PHILIPPINES: Pahiyas Festival 2015

It is indeed a long over due blog. Nevertheless, I want to share the most colorful festival we experienced! 
My college friends and I drove all the way from Manila to experience the colorful and fun festival in Lucban, Quezon. We just planned to have an overnight stay since we are on a tight budget, and really just wanted to attend and experience the festival.

Me saying hi because I can't look at the camera - I'm too focused! I'm carrying 3 lives, including mine! HAHA!

Believe me! It was the most butt-aching 4 hour drive of my life. Thanks to Waze, we didn't get lost. I'm the type of driver who's really not good with directions so it was a good idea to Waze it all the way. We arrived safely, too! I am with my college friends, Iris and Mary (who is now engaged just this year 2016!! Congratulations!)

We booked the hotel a month before our arrival. We stayed at First Quezon Premier Hotel, Lucena, Quezon. Supposedly,  staying in Lucban, but every hotel and inn were already fully booked. I suggest to book a room 2 to 3 months ahead.

It was a long drive and indeed we were hungry. Thank you so much, Anciel and Boji for the treat. That was a great time with you guys! See you in Manila soon.


 Taking an extra nap while waiting for the rain to stop

We woke up at exactly 4 in the morning, and left the hotel at 5 am. From the hotel to Lucban is a 20-30 minute drive. Parking wasn't really hard to find because we were early. We just parked in front of someone's house.

Reminder: Don't forget where you left your car. Take a picture of your car, and the street where you exactly parked.

One of the country’s biggest, and most colorful harvest festival every May 15th, along with the harvest festivals of the towns of Tayabas, Sariaya, Gumaca and Tiaong. These are the Philippines best known harvest festivals to honor San Isidro Labrador, the patron saint of farmers. Known as the “Pahiyas”, the festival is deeply rooted in the traditional celebration of the townsfolk in thanksgiving for bounty harvest. Decorations called “Kiping”, leaf-shaped and multi-colored rice paste wafers which are used to decorate the facades of the homes along with fruits and flowers from nature. -

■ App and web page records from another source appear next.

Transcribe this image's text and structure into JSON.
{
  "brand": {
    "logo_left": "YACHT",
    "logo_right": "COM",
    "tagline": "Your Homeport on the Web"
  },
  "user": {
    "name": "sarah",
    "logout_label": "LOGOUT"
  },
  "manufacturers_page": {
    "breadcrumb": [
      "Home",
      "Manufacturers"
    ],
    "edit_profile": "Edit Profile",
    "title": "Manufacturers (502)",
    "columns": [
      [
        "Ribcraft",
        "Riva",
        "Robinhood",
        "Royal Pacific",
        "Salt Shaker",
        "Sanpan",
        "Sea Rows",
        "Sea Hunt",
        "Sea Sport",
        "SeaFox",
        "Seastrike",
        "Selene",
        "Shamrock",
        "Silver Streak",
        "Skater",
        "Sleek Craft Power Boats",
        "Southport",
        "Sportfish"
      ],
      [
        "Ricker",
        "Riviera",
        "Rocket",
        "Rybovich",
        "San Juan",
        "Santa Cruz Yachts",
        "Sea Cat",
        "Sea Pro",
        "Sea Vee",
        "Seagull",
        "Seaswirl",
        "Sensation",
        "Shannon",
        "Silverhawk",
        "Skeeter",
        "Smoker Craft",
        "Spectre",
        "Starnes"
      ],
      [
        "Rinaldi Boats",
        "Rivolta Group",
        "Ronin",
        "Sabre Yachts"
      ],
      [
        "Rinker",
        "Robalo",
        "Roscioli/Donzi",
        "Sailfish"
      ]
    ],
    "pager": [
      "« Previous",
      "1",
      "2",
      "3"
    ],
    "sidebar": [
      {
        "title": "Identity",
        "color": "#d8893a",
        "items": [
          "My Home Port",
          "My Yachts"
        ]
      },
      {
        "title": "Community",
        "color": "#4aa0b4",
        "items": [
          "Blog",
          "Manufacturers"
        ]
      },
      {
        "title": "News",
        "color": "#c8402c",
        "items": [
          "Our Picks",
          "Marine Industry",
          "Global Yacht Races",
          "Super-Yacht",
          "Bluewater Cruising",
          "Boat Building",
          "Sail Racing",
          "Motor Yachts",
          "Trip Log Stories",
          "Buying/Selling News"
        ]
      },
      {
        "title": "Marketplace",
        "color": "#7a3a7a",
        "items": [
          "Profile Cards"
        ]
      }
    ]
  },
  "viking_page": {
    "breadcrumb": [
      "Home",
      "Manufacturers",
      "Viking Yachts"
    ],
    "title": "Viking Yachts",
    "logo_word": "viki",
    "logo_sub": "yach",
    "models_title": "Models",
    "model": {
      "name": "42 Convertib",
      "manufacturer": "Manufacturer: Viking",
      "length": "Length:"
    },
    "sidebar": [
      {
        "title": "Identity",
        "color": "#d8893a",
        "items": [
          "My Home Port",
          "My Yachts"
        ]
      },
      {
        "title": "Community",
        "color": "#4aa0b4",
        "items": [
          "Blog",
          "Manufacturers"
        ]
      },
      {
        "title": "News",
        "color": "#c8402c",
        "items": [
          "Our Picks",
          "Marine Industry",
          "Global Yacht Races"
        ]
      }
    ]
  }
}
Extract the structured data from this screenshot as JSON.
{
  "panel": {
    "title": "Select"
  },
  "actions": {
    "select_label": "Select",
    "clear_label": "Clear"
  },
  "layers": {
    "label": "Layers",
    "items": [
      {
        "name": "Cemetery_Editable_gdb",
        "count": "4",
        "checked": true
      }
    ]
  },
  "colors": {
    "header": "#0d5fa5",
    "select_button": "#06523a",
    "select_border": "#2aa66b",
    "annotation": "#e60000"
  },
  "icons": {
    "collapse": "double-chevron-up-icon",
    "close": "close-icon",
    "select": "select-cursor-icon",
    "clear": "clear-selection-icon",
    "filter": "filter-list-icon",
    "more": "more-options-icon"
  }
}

This pancit earned its moniker from the way that it’s eaten. “Habhab” is the term that Lucban inhabitants use to refer to the practice of placing their famed pancit (made of miki noodles sautéed with pork meat, liver, shrimp, and vegetables as well as a dash of cane vinegar) on a banana leaf, and then maneuvering the leaf to dump the pancit straight into one’s mouth.


No need for utensils, just eat it straight from the banana leaf!

The delicious....boy? NO! The Yema Cake, of course!

Grab your favorite longganisa at abcede's Lucban longganisa! Best paired with sinangag and fried egg! 


Kamay ni Hesus is on the way going back to Lucena. Why not drop by, and climb up to the cross to give thanks for all the blessings and ask for a safe trip going back to Manila.


I don't how'd we get so crazy after the long tiring day!

All photos are owned by the writer and owner of this blog.
© Monica Peralta


  1. So colorful and interesting! My lola is from Quezon, but I have never tried to join this festival! This entry made me want to go!

    1. This comment has been removed by the author.

    2. Tell me if you wanna come next year. I'm willing to be your driver/tour guide for FREE! <3